That's all I'm going to explain because other things get murky, if you go check StackOverflow, you'll find guys arguing back and forth about the pros and cons of all of this, and whether or not the CIL code resembles "Bytecode" which is basically Java's version of the CIL.

And don't feed into the hype, we're all entitled to our own opinions of course, but I'm of the school-of-thought of Casey when he thinks the whole .NET/JVM thing is a load of crap, but that's just me. That said, I am a C# programmer and I do use C#, I just prefer C whenever possible. In the end, if you are satisfied and the game works well, who cares? :)


*I've heard it's possible to actually pre-compile C# code into actual machine-code ahead of time but I've never done this and it doesn't seem to be a widespread practice. Even still, not sure how that would align with C code.
mmozeiko
Mārtiņš Možeiko
1251 posts
1 project
#9796 Can I learn how to make game engine with handmade hero while using some other language (C#)
3 months, 2 weeks ago Edited by Mārtiņš Možeiko on Dec. 13, 2016, 5:16 a.m.

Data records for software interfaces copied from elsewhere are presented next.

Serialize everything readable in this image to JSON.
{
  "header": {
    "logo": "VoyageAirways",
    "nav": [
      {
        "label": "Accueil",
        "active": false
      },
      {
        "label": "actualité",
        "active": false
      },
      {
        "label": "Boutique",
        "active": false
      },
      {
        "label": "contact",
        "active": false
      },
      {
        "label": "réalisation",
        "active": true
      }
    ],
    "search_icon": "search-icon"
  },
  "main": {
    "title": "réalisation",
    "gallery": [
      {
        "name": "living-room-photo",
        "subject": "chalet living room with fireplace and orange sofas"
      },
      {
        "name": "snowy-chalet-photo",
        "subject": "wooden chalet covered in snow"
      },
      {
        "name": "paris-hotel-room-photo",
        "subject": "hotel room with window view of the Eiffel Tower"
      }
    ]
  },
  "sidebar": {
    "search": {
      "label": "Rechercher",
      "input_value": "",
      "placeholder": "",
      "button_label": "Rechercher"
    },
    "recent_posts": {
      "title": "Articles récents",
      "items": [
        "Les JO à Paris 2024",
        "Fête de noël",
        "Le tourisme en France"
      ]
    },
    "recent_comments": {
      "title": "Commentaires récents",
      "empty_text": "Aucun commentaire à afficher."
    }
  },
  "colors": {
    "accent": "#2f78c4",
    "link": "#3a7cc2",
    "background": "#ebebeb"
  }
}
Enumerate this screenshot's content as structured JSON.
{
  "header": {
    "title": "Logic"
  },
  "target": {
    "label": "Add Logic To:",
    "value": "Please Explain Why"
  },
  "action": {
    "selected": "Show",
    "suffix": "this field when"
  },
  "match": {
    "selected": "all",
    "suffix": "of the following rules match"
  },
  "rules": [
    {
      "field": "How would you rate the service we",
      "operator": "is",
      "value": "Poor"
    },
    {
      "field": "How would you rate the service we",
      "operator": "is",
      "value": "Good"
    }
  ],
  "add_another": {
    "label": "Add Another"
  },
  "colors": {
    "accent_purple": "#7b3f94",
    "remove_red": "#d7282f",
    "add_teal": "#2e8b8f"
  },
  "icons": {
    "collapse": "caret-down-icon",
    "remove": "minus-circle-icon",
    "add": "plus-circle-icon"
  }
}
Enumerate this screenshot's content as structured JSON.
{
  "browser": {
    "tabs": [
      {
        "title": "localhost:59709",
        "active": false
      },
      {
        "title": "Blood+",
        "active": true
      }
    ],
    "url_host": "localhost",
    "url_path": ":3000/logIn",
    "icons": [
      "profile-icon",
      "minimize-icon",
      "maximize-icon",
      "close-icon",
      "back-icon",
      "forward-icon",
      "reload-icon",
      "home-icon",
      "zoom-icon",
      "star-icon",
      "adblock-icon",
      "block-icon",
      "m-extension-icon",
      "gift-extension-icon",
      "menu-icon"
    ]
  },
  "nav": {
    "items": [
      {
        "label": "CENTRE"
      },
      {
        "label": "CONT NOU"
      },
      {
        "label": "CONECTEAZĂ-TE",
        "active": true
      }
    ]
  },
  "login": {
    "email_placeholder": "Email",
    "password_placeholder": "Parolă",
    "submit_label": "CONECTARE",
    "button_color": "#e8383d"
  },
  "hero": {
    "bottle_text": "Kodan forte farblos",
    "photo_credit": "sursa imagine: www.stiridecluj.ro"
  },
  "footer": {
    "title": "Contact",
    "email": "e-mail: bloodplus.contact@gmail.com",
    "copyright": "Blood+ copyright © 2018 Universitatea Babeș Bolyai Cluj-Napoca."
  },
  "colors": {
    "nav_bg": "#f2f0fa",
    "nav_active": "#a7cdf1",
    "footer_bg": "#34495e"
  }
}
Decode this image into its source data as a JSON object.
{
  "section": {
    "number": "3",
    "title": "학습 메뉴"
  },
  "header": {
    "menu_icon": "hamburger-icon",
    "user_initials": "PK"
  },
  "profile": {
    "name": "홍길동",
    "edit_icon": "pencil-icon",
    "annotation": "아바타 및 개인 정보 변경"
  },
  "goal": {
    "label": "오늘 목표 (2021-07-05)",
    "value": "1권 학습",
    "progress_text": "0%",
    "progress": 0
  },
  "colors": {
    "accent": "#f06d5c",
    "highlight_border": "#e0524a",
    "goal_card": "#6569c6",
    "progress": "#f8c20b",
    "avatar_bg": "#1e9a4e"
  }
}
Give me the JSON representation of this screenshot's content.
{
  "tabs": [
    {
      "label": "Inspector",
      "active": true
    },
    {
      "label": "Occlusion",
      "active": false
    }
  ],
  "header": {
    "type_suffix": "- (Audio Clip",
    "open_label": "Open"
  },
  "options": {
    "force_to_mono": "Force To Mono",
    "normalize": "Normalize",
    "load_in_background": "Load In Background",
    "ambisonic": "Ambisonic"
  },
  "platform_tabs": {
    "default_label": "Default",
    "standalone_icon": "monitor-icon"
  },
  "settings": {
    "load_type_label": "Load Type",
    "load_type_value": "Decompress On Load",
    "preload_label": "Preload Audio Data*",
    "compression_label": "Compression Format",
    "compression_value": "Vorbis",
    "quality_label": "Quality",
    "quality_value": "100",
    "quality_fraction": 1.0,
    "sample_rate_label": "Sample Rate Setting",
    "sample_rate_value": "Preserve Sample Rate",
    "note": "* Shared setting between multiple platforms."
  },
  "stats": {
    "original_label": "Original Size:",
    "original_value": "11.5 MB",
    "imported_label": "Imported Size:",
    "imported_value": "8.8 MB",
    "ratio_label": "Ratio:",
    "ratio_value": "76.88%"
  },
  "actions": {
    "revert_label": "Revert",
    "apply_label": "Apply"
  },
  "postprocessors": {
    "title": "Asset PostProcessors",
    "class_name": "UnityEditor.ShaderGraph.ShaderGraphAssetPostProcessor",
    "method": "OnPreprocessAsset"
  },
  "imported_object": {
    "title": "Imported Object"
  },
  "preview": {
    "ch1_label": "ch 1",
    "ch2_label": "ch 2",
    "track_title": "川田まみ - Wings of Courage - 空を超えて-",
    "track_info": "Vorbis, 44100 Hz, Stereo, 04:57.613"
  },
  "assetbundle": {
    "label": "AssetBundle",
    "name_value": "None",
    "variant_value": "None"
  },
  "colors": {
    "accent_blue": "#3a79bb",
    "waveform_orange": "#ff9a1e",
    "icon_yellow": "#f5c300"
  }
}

Todd:
Because of the bloat required to run the CIL/C# code, for example, you cannot program small embedded devices which have limited memory with C# because they cannot fit the .NET runtime crap on their chips.

Oh yes you can - https://developer.microsoft.com/en-us/windows/iot

Typically for these devices you do AOT instead of JIT. Ahead of time compilation. Pretty much do all the work (and more) that JIT does at runtime, but do that on your dev machine, and deploy only native code (+metadata). Xamarin does this with Mono for deploying .NET apps on iOS devices (because JIT on iOS is not allowed).

You can easily nowadays do AOT for desktop apps with .NET Native toolchain: https://msdn.microsoft.com/library/dn584397.aspx There are alternative compilers like LLILC: https://github.com/dotnet/llilc
Todd
71 posts
#9797 Can I learn how to make game engine with handmade hero while using some other language (C#)
3 months, 2 weeks ago Edited by Todd on Dec. 13, 2016, 8:35 a.m.

Hence I said:

Todd:
*I've heard it's possible to actually pre-compile C# code into actual machine-code ahead of time but I've never done this and it doesn't seem to be a widespread practice. Even still, not sure how that would align with C code.


I've heard about AOT, but that's it. I prefer native so I have no reason to do it. If you need to do it for your project or at work or whatever, be my guest. Microsoft IMO has made great strides and they're doing a fantastic job with open source, .NET Core, and that Win 10 IOT system you showed looks awesome as well. However, at the end of the day, they are MS and they have a corporate agenda which is why I try to steer clear when I can. But I'm also somewhat paranoid.